During the Second World War, between 2.34 and 2.5 million apartments were destroyed on the territory of the Federal Republic. The influx of refugees and expellees created additional demand, which was only partially met by repairing the 500,000 damaged units. In 1950, there was still a shortage of 5-6 million apartments. After the passage of the First Housing Act of 1950, which provided for extensive subsidies for public housing, new construction increased substantially. Whereas only about 218,000 apartments had been built in 1949, the number of units completed on an annual basis rose to around 560,000 by 1955. In the early 1950s, public housing construction accounted for about two-thirds of all new housing.
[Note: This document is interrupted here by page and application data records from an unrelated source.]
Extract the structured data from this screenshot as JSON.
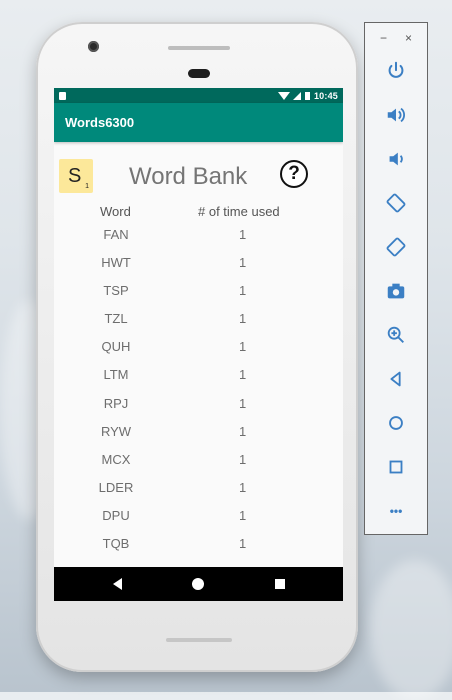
{
  "status_bar": {
    "time": "10:45"
  },
  "app": {
    "title": "Words6300"
  },
  "tile": {
    "letter": "S",
    "points": "1"
  },
  "word_bank": {
    "title": "Word Bank",
    "help_symbol": "?",
    "columns": {
      "word": "Word",
      "times_used": "# of time used"
    },
    "rows": [
      {
        "word": "FAN",
        "count": "1"
      },
      {
        "word": "HWT",
        "count": "1"
      },
      {
        "word": "TSP",
        "count": "1"
      },
      {
        "word": "TZL",
        "count": "1"
      },
      {
        "word": "QUH",
        "count": "1"
      },
      {
        "word": "LTM",
        "count": "1"
      },
      {
        "word": "RPJ",
        "count": "1"
      },
      {
        "word": "RYW",
        "count": "1"
      },
      {
        "word": "MCX",
        "count": "1"
      },
      {
        "word": "LDER",
        "count": "1"
      },
      {
        "word": "DPU",
        "count": "1"
      },
      {
        "word": "TQB",
        "count": "1"
      }
    ]
  },
  "emulator_panel": {
    "minimize": "−",
    "close": "×",
    "more": "•••"
  },
  "colors": {
    "status_bar": "#00695c",
    "app_bar": "#00897b",
    "tile": "#fce89a",
    "icon": "#3b7fc4"
  }
}
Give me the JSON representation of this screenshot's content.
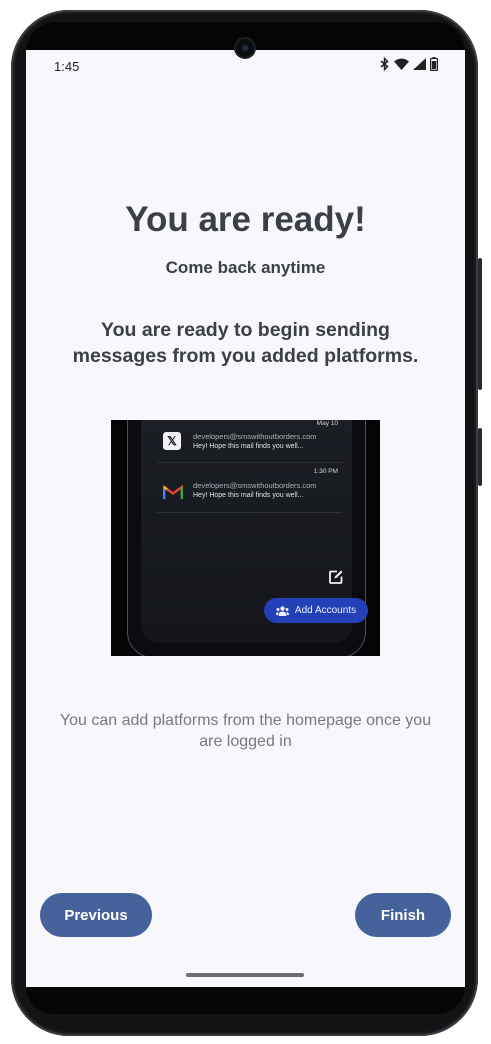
{
  "status_bar": {
    "time": "1:45",
    "icons": [
      "bluetooth-icon",
      "wifi-icon",
      "signal-icon",
      "battery-icon"
    ]
  },
  "onboarding": {
    "title": "You are ready!",
    "subtitle": "Come back anytime",
    "lead": "You are ready to begin sending messages from you added platforms.",
    "hint": "You can add platforms from the homepage once you are logged in"
  },
  "preview": {
    "rows": [
      {
        "date": "May 10",
        "icon": "x-logo-icon",
        "email": "developers@smswithoutborders.com",
        "message": "Hey! Hope this mail finds you well..."
      },
      {
        "date": "1:30 PM",
        "icon": "gmail-logo-icon",
        "email": "developers@smswithoutborders.com",
        "message": "Hey! Hope this mail finds you well..."
      }
    ],
    "add_accounts_label": "Add Accounts",
    "icons": [
      "edit-icon",
      "people-icon"
    ]
  },
  "navigation": {
    "previous_label": "Previous",
    "finish_label": "Finish"
  },
  "colors": {
    "screen_background": "#f8f7fc",
    "heading_text": "#3b3f47",
    "hint_text": "#747983",
    "button_background": "#45639a",
    "preview_add_button": "#2340b8"
  }
}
In 1949, Lübeck still lacked 25,000 to 30,000 apartments for its 240,000 to 250,000 residents, 40 percent of whom were refugees and expellees. In 1949, expellees from Silesia, Pomerania, and East and West Prussia founded the New Lübeck-Südholstein Building Society [Neue Lübeck-Südholstein Baugenossenschaft], which was awarded non-profit cooperative status in 1950. The society built more than 2,000 rental apartments in the period up to 1959.
As in the East, there was initially little experimentation with new stylistic elements. Most of the buildings were multi-unit structures with pitched roofs up to five stories tall. Photo by Hildegard Dreyer.